# EXERCISE OBJECTIVE:
Find and copy the lines in the records beneath this task that contain the word "Поставувања".

# MATERIAL PROVIDED:
■ ■ ■ ■ ■

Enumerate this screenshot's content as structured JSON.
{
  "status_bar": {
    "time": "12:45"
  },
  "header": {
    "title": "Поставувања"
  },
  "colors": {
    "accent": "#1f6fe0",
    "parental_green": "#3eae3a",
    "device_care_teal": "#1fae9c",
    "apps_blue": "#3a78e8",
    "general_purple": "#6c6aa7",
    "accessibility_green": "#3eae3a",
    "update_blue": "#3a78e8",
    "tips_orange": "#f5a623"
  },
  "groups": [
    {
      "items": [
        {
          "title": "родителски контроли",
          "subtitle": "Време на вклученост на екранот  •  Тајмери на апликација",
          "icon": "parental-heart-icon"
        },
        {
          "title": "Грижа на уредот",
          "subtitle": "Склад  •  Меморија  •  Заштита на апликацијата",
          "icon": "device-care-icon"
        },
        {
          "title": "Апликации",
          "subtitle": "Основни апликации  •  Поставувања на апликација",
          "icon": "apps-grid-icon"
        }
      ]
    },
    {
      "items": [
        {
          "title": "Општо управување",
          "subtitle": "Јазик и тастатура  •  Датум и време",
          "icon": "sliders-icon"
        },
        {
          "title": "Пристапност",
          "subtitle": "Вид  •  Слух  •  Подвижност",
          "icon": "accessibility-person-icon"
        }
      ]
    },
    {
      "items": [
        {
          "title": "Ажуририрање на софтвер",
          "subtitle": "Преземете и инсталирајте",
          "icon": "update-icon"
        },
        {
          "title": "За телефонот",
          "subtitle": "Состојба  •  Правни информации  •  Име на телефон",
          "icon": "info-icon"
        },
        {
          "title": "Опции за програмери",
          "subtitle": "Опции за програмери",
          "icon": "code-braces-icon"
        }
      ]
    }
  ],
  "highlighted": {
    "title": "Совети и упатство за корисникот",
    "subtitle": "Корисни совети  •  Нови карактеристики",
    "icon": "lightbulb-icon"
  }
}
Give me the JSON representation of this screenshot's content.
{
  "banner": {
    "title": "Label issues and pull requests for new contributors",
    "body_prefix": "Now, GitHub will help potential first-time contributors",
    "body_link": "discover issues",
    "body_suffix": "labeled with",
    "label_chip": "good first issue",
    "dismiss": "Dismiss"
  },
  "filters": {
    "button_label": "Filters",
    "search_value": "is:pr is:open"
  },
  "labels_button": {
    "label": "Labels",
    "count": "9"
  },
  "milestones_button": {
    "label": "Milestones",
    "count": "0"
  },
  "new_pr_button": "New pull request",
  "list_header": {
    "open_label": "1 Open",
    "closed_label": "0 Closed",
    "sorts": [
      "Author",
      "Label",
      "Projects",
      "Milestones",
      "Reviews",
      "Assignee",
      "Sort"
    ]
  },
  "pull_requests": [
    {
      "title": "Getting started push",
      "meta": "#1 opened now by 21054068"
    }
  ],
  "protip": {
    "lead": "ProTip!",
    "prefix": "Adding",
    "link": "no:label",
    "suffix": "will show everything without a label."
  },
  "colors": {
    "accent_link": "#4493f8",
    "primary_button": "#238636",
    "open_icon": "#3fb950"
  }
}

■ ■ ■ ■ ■

# RESPONSE BELOW:
    "title": "Поставувања"
          "subtitle": "Основни апликации  •  Поставувања на апликација",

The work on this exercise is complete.